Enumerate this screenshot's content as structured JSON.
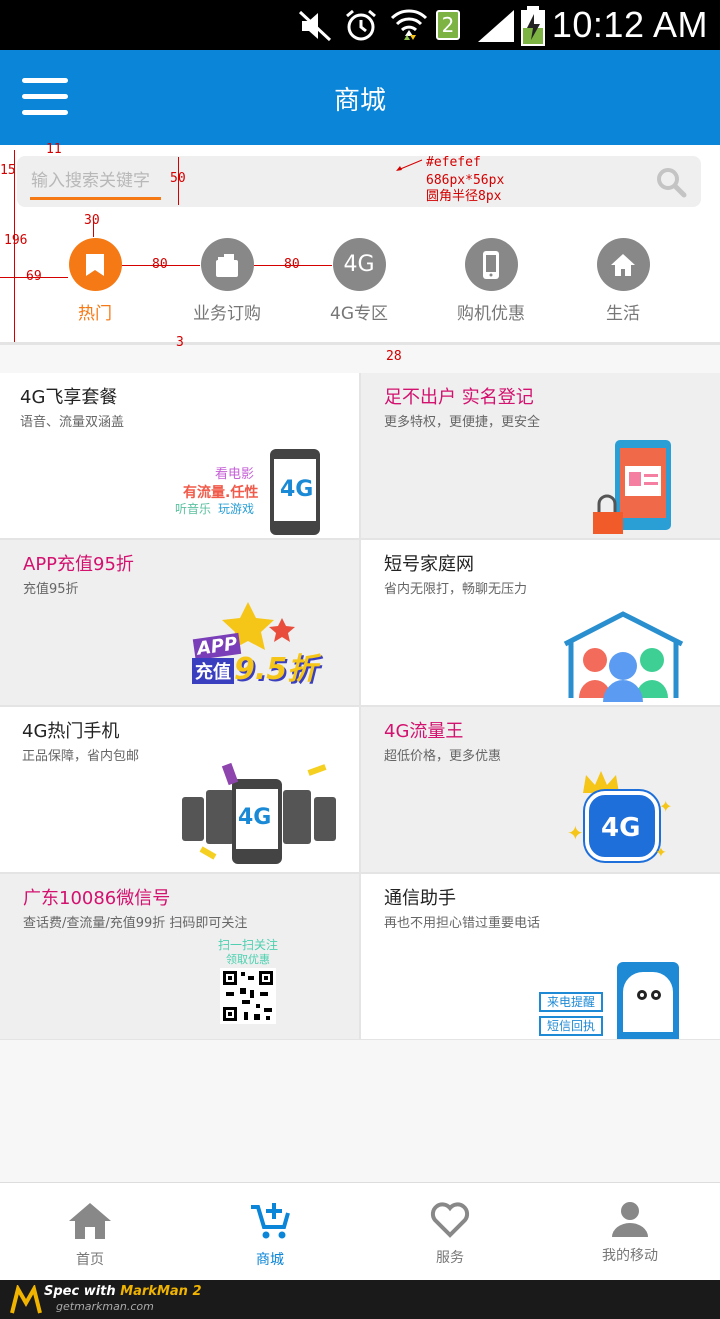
{
  "status_bar": {
    "time": "10:12 AM",
    "sim_badge": "2"
  },
  "header": {
    "title": "商城"
  },
  "search": {
    "placeholder": "输入搜索关键字"
  },
  "nav": [
    {
      "label": "热门",
      "icon": "bookmark-icon",
      "active": true
    },
    {
      "label": "业务订购",
      "icon": "bag-icon",
      "active": false
    },
    {
      "label": "4G专区",
      "icon": "4g-icon",
      "icon_text": "4G",
      "active": false
    },
    {
      "label": "购机优惠",
      "icon": "phone-icon",
      "active": false
    },
    {
      "label": "生活",
      "icon": "home-icon",
      "active": false
    }
  ],
  "annotations": {
    "a11": "11",
    "a15": "15",
    "a50": "50",
    "a196": "196",
    "a30": "30",
    "a69": "69",
    "a80a": "80",
    "a80b": "80",
    "a3": "3",
    "a28": "28",
    "note_color": "#efefef",
    "note_size": "686px*56px",
    "note_radius": "圆角半径8px"
  },
  "cards": [
    {
      "title": "4G飞享套餐",
      "subtitle": "语音、流量双涵盖",
      "art_lines": [
        "看电影",
        "有流量.任性",
        "听音乐",
        "玩游戏"
      ],
      "art_badge": "4G"
    },
    {
      "title": "足不出户 实名登记",
      "subtitle": "更多特权，更便捷，更安全"
    },
    {
      "title": "APP充值95折",
      "subtitle": "充值95折",
      "art_text_a": "APP",
      "art_text_b": "充值",
      "art_text_c": "9.5折"
    },
    {
      "title": "短号家庭网",
      "subtitle": "省内无限打，畅聊无压力"
    },
    {
      "title": "4G热门手机",
      "subtitle": "正品保障，省内包邮",
      "art_badge": "4G"
    },
    {
      "title": "4G流量王",
      "subtitle": "超低价格，更多优惠",
      "art_badge": "4G"
    },
    {
      "title": "广东10086微信号",
      "subtitle": "查话费/查流量/充值99折 扫码即可关注",
      "art_line1": "扫一扫关注",
      "art_line2": "领取优惠"
    },
    {
      "title": "通信助手",
      "subtitle": "再也不用担心错过重要电话",
      "art_tag1": "来电提醒",
      "art_tag2": "短信回执"
    }
  ],
  "tabs": [
    {
      "label": "首页",
      "icon": "home-icon",
      "active": false
    },
    {
      "label": "商城",
      "icon": "cart-icon",
      "active": true
    },
    {
      "label": "服务",
      "icon": "heart-icon",
      "active": false
    },
    {
      "label": "我的移动",
      "icon": "user-icon",
      "active": false
    }
  ],
  "footer": {
    "brand_prefix": "Spec with ",
    "brand_name": "MarkMan 2",
    "site": "getmarkman.com"
  },
  "colors": {
    "primary": "#0b85d8",
    "accent": "#f57a16",
    "pink": "#d3116f",
    "search_bg": "#efefef"
  }
}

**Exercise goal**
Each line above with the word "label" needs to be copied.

**Exercise response**
      "label": "热门",
      "label": "业务订购",
      "label": "4G专区",
      "label": "购机优惠",
      "label": "生活",
      "label": "首页",
      "label": "商城",
      "label": "服务",
      "label": "我的移动",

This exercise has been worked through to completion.